■ **DATASET EXCERPTS**:
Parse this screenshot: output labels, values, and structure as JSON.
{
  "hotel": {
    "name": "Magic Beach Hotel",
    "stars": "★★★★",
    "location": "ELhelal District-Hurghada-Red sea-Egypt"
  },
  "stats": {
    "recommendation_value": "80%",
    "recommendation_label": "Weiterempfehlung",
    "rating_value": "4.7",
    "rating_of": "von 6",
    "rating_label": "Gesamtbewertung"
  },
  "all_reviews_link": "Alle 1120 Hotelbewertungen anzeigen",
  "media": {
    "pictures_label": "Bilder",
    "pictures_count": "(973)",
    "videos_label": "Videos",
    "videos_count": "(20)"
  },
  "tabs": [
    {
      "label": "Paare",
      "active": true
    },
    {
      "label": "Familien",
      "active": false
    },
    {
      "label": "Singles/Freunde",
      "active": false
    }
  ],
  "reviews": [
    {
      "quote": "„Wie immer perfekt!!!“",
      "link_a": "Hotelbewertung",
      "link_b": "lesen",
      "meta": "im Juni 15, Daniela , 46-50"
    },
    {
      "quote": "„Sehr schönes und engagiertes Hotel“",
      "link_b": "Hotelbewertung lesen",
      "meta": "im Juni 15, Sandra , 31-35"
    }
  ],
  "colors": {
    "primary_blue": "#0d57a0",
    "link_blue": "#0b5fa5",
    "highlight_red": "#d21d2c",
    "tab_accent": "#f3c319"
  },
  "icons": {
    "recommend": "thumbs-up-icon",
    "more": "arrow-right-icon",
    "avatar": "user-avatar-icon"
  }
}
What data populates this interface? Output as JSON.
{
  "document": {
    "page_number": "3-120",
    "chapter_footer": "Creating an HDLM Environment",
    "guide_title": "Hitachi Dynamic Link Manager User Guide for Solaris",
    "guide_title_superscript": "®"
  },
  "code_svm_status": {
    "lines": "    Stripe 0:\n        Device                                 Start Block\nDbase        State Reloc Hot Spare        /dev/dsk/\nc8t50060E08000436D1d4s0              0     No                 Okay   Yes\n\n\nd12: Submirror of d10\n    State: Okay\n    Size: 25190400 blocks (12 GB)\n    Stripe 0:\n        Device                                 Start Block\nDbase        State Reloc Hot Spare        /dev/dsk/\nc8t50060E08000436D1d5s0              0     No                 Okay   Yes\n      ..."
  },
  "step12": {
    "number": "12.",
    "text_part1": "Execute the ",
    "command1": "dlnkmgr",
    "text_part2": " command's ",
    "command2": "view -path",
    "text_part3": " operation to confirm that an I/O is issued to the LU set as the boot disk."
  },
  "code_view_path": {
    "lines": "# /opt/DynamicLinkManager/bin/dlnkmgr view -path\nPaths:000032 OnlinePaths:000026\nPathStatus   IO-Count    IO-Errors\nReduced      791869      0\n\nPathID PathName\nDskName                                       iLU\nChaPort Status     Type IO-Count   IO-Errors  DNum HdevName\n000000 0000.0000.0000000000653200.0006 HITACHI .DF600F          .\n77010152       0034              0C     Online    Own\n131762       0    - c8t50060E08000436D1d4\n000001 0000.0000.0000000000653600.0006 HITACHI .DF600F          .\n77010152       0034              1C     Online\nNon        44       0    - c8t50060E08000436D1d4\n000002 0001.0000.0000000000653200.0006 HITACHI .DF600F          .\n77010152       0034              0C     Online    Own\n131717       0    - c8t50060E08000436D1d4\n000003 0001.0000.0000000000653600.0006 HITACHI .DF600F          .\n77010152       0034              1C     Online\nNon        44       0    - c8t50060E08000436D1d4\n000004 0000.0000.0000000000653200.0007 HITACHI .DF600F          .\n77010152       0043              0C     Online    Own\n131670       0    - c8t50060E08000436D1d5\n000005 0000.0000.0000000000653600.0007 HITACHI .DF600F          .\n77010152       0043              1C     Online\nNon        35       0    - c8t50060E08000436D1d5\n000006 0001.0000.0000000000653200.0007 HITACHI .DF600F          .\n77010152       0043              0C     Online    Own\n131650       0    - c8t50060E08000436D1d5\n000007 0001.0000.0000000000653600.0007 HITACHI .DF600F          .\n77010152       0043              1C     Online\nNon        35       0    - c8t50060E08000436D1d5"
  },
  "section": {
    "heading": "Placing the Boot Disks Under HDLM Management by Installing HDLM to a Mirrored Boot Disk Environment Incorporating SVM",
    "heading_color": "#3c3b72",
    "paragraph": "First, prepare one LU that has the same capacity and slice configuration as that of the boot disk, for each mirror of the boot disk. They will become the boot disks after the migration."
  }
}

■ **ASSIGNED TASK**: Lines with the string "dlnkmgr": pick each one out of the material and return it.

■ **EXERCISE OUTPUT**:
    "command1": "dlnkmgr",
    "lines": "# /opt/DynamicLinkManager/bin/dlnkmgr view -path\nPaths:000032 OnlinePaths:000026\nPathStatus   IO-Count    IO-Errors\nReduced      791869      0\n\nPathID PathName\nDskName                                       iLU\nChaPort Status     Type IO-Count   IO-Errors  DNum HdevName\n000000 0000.0000.0000000000653200.0006 HITACHI .DF600F          .\n77010152       0034              0C     Online    Own\n131762       0    - c8t50060E08000436D1d4\n000001 0000.0000.0000000000653600.0006 HITACHI .DF600F          .\n77010152       0034              1C     Online\nNon        44       0    - c8t50060E08000436D1d4\n000002 0001.0000.0000000000653200.0006 HITACHI .DF600F          .\n77010152       0034              0C     Online    Own\n131717       0    - c8t50060E08000436D1d4\n000003 0001.0000.0000000000653600.0006 HITACHI .DF600F          .\n77010152       0034              1C     Online\nNon        44       0    - c8t50060E08000436D1d4\n000004 0000.0000.0000000000653200.0007 HITACHI .DF600F          .\n77010152       0043              0C     Online    Own\n131670       0    - c8t50060E08000436D1d5\n000005 0000.0000.0000000000653600.0007 HITACHI .DF600F          .\n77010152       0043              1C     Online\nNon        35       0    - c8t50060E08000436D1d5\n000006 0001.0000.0000000000653200.0007 HITACHI .DF600F          .\n77010152       0043              0C     Online    Own\n131650       0    - c8t50060E08000436D1d5\n000007 0001.0000.0000000000653600.0007 HITACHI .DF600F          .\n77010152       0043              1C     Online\nNon        35       0    - c8t50060E08000436D1d5"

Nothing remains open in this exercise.